- WORK INSTRUCTION
Check every line of the data below for the word "Freer" and say how many have it, without further comment.

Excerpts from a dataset

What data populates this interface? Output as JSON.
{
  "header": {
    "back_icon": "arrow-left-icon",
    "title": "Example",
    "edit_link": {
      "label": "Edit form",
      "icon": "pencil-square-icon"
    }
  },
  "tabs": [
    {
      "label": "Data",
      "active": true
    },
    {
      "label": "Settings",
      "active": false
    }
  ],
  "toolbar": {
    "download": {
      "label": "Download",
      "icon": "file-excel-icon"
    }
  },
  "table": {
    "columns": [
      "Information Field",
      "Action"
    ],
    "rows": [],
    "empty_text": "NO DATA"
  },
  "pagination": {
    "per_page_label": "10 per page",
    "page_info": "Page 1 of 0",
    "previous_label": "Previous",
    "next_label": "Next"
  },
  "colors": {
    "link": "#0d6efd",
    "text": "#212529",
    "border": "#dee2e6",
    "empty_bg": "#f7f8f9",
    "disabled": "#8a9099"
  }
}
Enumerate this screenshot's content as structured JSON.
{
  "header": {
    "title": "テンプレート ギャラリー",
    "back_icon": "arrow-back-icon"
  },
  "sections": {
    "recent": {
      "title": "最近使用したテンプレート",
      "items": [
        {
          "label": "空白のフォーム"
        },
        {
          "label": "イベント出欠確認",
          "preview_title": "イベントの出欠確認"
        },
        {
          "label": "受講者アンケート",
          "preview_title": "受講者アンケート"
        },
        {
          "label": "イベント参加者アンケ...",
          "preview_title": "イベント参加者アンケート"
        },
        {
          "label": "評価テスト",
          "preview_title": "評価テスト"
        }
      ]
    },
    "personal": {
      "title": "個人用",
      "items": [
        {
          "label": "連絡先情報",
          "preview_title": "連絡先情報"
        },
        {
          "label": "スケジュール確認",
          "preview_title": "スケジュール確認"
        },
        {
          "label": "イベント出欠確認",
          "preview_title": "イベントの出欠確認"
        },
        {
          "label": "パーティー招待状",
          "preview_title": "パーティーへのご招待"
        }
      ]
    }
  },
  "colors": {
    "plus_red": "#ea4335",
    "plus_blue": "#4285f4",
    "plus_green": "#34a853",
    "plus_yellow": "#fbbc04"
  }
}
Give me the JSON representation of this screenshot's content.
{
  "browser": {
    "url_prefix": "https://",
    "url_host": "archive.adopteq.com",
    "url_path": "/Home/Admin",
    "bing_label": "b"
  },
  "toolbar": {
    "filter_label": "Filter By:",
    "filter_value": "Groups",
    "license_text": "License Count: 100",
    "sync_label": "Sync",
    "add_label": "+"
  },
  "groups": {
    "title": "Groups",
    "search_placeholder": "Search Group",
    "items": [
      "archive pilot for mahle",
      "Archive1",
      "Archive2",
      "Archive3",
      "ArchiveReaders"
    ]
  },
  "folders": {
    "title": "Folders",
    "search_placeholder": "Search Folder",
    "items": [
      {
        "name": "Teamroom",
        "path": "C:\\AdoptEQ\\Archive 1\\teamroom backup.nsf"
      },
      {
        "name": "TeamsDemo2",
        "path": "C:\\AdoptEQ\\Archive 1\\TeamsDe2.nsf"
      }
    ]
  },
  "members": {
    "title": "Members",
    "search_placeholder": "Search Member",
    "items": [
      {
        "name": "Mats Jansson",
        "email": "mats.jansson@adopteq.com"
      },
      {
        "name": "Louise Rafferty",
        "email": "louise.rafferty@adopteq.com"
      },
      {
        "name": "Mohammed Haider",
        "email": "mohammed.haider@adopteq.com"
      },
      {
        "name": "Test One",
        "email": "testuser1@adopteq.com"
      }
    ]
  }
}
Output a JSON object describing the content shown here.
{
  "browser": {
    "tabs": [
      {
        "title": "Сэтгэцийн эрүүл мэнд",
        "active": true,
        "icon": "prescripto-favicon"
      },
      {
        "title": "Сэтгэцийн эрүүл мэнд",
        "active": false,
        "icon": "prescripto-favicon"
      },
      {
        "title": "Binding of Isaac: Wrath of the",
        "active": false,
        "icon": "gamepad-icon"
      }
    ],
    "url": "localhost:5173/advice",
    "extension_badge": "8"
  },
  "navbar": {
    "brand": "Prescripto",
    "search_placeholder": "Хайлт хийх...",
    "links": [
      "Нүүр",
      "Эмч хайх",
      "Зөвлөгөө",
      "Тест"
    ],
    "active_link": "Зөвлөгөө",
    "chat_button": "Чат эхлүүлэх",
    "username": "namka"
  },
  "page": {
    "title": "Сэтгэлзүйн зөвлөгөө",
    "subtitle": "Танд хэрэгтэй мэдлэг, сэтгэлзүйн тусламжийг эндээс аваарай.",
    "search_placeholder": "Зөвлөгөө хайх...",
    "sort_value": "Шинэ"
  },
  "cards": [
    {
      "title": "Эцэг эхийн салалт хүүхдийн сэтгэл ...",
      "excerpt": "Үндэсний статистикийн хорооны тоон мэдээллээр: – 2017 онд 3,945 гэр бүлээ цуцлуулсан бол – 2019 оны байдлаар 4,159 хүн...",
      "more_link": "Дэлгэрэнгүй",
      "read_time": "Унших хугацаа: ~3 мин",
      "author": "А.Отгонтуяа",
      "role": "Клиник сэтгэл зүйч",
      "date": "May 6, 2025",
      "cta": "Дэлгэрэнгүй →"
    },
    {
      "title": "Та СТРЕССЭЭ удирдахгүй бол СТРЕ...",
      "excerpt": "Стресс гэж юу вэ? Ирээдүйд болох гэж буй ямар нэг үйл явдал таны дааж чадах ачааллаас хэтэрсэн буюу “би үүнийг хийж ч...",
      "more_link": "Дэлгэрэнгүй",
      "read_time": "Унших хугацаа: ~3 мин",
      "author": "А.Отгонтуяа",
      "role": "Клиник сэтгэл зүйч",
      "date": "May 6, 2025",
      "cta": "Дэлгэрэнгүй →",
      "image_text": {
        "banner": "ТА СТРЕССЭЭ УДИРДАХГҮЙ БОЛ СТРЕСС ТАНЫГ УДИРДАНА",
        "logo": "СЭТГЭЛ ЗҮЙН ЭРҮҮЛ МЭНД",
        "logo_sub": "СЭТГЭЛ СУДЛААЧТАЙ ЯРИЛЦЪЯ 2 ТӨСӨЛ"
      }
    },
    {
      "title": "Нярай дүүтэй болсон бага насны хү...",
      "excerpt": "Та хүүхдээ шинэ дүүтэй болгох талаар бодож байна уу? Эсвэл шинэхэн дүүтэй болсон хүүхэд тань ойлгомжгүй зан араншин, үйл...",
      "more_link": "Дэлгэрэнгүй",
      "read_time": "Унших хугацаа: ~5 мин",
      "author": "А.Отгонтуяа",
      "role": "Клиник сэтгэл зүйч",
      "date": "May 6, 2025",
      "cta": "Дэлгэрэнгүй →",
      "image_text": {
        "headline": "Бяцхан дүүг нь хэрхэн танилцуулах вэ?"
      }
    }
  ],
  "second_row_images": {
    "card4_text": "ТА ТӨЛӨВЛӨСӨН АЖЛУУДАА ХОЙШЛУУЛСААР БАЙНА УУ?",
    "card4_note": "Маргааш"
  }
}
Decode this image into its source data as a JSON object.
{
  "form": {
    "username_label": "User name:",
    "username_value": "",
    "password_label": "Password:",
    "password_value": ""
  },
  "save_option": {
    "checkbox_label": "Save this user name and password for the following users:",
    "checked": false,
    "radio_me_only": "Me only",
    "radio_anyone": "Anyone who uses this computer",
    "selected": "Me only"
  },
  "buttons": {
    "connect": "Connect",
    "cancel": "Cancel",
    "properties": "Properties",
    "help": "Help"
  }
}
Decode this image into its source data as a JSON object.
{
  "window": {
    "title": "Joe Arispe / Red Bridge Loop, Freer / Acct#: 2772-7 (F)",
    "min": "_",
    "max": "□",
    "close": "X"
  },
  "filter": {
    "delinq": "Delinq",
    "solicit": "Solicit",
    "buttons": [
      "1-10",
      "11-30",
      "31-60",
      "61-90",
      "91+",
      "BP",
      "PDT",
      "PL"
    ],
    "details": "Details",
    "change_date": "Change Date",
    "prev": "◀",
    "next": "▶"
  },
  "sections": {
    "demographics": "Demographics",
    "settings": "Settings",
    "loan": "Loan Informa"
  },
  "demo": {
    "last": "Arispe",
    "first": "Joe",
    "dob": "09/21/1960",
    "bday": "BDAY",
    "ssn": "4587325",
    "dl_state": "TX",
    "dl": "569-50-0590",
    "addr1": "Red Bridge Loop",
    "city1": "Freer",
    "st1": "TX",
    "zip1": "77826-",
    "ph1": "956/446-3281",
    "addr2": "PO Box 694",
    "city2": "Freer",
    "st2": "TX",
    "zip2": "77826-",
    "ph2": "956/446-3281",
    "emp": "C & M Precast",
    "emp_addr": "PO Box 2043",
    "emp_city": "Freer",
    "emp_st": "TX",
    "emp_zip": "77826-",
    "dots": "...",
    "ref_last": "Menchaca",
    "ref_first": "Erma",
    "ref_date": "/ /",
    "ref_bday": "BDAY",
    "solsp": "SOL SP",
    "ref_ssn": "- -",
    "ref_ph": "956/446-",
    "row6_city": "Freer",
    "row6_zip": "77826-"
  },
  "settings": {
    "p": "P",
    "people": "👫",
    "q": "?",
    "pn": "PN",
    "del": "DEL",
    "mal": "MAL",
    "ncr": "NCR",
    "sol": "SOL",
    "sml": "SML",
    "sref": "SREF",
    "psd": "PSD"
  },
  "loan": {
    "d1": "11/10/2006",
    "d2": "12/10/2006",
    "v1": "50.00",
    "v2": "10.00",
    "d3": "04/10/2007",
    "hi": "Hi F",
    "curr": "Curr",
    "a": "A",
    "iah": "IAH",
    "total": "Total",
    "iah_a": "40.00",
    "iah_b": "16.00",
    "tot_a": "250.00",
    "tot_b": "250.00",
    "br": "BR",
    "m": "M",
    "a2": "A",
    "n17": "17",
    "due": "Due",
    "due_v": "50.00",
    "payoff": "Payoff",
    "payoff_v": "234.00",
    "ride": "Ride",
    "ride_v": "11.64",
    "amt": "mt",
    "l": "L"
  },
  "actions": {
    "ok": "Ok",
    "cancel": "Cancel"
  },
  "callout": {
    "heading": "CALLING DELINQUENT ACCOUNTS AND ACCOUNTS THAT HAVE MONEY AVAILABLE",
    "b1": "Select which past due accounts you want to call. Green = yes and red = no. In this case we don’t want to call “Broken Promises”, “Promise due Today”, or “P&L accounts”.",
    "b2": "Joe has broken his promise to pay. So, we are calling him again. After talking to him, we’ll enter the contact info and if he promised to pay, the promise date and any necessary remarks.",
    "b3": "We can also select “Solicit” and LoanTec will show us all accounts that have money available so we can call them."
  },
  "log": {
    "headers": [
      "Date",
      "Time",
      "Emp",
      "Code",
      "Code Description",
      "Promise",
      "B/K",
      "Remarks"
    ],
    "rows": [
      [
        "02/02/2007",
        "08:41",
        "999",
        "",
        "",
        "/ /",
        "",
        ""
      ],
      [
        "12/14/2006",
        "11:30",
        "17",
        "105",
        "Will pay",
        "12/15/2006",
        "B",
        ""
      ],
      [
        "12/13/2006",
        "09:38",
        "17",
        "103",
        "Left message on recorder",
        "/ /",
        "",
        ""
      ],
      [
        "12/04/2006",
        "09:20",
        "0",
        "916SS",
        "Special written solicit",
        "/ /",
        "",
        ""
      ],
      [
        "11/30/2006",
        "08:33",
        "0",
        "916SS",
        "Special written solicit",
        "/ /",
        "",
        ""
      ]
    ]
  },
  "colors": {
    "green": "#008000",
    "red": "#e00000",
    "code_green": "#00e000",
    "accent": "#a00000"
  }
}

- WORKED SOLUTION
5